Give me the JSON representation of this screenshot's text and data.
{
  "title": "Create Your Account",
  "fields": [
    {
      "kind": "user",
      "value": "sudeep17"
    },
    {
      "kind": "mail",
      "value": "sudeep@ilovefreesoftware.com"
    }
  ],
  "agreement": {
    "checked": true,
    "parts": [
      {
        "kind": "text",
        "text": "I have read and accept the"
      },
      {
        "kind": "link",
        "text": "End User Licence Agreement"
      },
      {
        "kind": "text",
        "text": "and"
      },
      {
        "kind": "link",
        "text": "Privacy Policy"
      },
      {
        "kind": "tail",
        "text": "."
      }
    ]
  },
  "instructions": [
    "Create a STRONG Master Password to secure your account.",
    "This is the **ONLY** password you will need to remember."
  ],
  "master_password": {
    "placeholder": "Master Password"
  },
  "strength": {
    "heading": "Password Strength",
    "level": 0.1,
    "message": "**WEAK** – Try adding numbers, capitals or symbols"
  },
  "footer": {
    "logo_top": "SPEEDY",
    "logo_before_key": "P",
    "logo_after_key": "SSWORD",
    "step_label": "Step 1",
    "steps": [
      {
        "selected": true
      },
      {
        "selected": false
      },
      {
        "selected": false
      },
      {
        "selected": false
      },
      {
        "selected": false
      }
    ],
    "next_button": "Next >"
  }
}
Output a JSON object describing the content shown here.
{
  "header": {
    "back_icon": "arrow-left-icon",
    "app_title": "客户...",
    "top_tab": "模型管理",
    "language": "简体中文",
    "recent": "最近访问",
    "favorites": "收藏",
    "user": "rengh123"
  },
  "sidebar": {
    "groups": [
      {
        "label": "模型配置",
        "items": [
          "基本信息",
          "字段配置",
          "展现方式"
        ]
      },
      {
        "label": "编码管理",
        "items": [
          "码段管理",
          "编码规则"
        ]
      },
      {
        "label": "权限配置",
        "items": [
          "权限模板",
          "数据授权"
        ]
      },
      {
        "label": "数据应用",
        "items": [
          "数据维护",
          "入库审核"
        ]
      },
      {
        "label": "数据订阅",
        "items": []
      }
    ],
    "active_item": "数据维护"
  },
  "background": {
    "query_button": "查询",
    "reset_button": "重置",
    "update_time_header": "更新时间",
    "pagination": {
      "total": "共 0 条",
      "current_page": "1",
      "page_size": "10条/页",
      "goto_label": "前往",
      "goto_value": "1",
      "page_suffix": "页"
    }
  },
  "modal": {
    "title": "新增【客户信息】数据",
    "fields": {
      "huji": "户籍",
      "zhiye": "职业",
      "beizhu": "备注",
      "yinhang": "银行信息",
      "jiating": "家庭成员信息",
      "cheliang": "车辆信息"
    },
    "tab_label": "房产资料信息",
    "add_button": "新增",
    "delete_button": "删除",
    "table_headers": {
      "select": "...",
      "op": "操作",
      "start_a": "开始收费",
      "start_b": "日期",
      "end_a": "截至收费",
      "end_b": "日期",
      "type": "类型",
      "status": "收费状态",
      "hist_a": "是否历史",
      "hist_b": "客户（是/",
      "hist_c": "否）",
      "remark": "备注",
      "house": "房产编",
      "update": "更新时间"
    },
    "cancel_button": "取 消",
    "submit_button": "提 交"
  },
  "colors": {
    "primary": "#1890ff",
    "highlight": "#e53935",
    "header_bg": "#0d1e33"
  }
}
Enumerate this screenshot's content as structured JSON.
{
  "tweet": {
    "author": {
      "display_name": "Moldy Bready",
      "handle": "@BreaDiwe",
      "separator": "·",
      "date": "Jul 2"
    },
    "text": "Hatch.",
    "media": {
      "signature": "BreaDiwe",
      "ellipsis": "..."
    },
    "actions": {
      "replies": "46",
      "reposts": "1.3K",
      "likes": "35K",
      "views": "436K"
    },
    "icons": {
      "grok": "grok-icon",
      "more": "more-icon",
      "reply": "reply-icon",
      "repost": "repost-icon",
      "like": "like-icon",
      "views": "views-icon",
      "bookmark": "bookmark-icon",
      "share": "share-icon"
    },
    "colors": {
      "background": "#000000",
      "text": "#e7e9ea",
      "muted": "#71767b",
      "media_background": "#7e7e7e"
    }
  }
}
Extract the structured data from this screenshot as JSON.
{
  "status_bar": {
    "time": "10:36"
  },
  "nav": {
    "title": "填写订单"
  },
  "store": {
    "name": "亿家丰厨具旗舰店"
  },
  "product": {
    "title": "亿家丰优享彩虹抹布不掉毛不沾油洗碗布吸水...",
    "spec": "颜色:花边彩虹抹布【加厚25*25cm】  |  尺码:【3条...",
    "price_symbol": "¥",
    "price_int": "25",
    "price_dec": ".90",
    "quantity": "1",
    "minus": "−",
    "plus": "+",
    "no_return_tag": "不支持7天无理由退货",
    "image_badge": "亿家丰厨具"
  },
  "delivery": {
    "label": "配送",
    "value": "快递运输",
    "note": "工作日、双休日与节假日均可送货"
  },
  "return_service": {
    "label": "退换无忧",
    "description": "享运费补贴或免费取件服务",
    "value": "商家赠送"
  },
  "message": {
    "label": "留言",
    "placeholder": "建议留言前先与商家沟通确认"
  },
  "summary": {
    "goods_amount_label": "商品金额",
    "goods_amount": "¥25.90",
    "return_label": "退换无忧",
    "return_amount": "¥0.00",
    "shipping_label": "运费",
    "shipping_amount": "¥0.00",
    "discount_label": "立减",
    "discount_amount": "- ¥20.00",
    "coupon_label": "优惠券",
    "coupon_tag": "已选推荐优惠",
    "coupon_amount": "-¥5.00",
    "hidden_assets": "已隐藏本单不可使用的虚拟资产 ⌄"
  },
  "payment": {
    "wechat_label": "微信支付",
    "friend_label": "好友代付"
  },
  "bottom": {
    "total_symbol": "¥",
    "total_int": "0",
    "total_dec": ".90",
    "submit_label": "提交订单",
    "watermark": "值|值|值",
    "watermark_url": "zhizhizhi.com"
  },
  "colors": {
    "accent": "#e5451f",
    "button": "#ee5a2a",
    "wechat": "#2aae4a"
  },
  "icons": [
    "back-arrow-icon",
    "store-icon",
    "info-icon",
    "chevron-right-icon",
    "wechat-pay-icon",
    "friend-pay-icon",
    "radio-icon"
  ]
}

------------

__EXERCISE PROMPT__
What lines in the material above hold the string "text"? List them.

__COMPLETED TASK__
Give me the JSON representation of this screenshot's text and data.
        "kind": "text",
        "text": "I have read and accept the"
        "text": "End User Licence Agreement"
        "kind": "text",
        "text": "and"
        "text": "Privacy Policy"
        "text": "."
    "text": "Hatch.",
      "text": "#e7e9ea",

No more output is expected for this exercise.